Funding boost for US water infrastructure projects
This innovative low-interest loan program helps communities invest in drinking water, wastewater and stormwater infrastructure.
The announcement furthers the Biden-Harris Administration’s commitment to ensuring all people and all communities have access to clean and safe water.
“When we invest in water, we support healthy people, economic opportunity, environmental protection, and good-paying local jobs,” said EPA administrator Michael S. Regan.
“This new funding from the WIFIA program – coupled with President Biden’s historic $50 billion (€46 billion) investment in water through the Bipartisan Infrastructure Law – bolsters EPA’s efforts to ensure communities across the country have solid water infrastructure and reliable access to safe and clean water.”
For this new round of funding, EPA has identified priority areas such as increasing investment in economically stressed communities; making rapid progress on lead service line replacement; addressing PFAS and emerging contaminants; mitigating the impacts of drought and supporting water innovation and resilience.
Using previously announced funding, EPA has awarded WIFIA loans to benefit dozens of communities, including:

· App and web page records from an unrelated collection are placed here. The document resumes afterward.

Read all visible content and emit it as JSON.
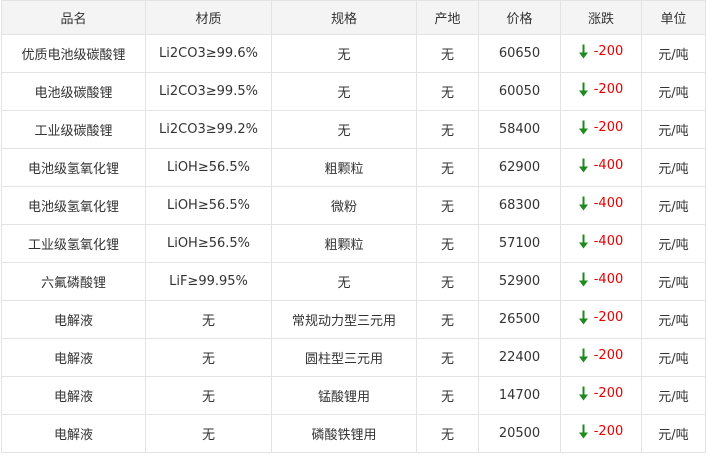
{
  "table": {
    "headers": [
      "品名",
      "材质",
      "规格",
      "产地",
      "价格",
      "涨跌",
      "单位"
    ],
    "rows": [
      {
        "name": "优质电池级碳酸锂",
        "material": "Li2CO3≥99.6%",
        "spec": "无",
        "origin": "无",
        "price": "60650",
        "change": "-200",
        "unit": "元/吨"
      },
      {
        "name": "电池级碳酸锂",
        "material": "Li2CO3≥99.5%",
        "spec": "无",
        "origin": "无",
        "price": "60050",
        "change": "-200",
        "unit": "元/吨"
      },
      {
        "name": "工业级碳酸锂",
        "material": "Li2CO3≥99.2%",
        "spec": "无",
        "origin": "无",
        "price": "58400",
        "change": "-200",
        "unit": "元/吨"
      },
      {
        "name": "电池级氢氧化锂",
        "material": "LiOH≥56.5%",
        "spec": "粗颗粒",
        "origin": "无",
        "price": "62900",
        "change": "-400",
        "unit": "元/吨"
      },
      {
        "name": "电池级氢氧化锂",
        "material": "LiOH≥56.5%",
        "spec": "微粉",
        "origin": "无",
        "price": "68300",
        "change": "-400",
        "unit": "元/吨"
      },
      {
        "name": "工业级氢氧化锂",
        "material": "LiOH≥56.5%",
        "spec": "粗颗粒",
        "origin": "无",
        "price": "57100",
        "change": "-400",
        "unit": "元/吨"
      },
      {
        "name": "六氟磷酸锂",
        "material": "LiF≥99.95%",
        "spec": "无",
        "origin": "无",
        "price": "52900",
        "change": "-400",
        "unit": "元/吨"
      },
      {
        "name": "电解液",
        "material": "无",
        "spec": "常规动力型三元用",
        "origin": "无",
        "price": "26500",
        "change": "-200",
        "unit": "元/吨"
      },
      {
        "name": "电解液",
        "material": "无",
        "spec": "圆柱型三元用",
        "origin": "无",
        "price": "22400",
        "change": "-200",
        "unit": "元/吨"
      },
      {
        "name": "电解液",
        "material": "无",
        "spec": "锰酸锂用",
        "origin": "无",
        "price": "14700",
        "change": "-200",
        "unit": "元/吨"
      },
      {
        "name": "电解液",
        "material": "无",
        "spec": "磷酸铁锂用",
        "origin": "无",
        "price": "20500",
        "change": "-200",
        "unit": "元/吨"
      }
    ]
  },
  "icons": {
    "change_direction": "arrow-down-icon"
  },
  "colors": {
    "down_arrow": "#1e8a1e",
    "change_text": "#e60000",
    "header_bg": "#f4f4f4",
    "border": "#e3e3e3"
  }
}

• Pittsburgh Water and Sewer Authority in Pennsylvania closed a $52 million (€48 million) WIFIA loan to upgrade and replace aging water infrastructure to ensure that residents and businesses can rely on safe drinking water.
• Polk Regional Water Cooperative in Florida received $305 million (€285 million) to sustain the local drinking water supply and alleviate the strain on the Upper Floridan Aquifer.
• City of Santa Cruz, California closed a $128 million (€120 million) WIFIA loan to upgrade their drinking water system to be more resilient to drought and climate change.
• City of Wichita, Kansas closed a $191 million (€179 million) WIFIA loan to upgrade two critical wastewater facilities, advancing technologies for water reuse and reducing the nutrient loads in the Arkansas River and Mississippi River Basin.
• San Francisco Public Utilities Commission in California closed a $369 million (€346 million) WIFIA loan to enhance resiliency to seismic events and climate change and reduce the risk of combined sewer overflows.
• New Jersey Infrastructure Bank closed a $500 million SWIFIA loan that will help modernize wastewater and drinking water systems serving over 10 million people throughout New Jersey.
• City of Boise, Idaho closed a $263 million WIFIA loan to improve wastewater treatment processes to protect the Boise River’s water quality.
• City of Chattanooga, Tennessee closed a $186 million WIFIA loan to improve its wastewater system’s energy efficiency and resilience to extreme weather.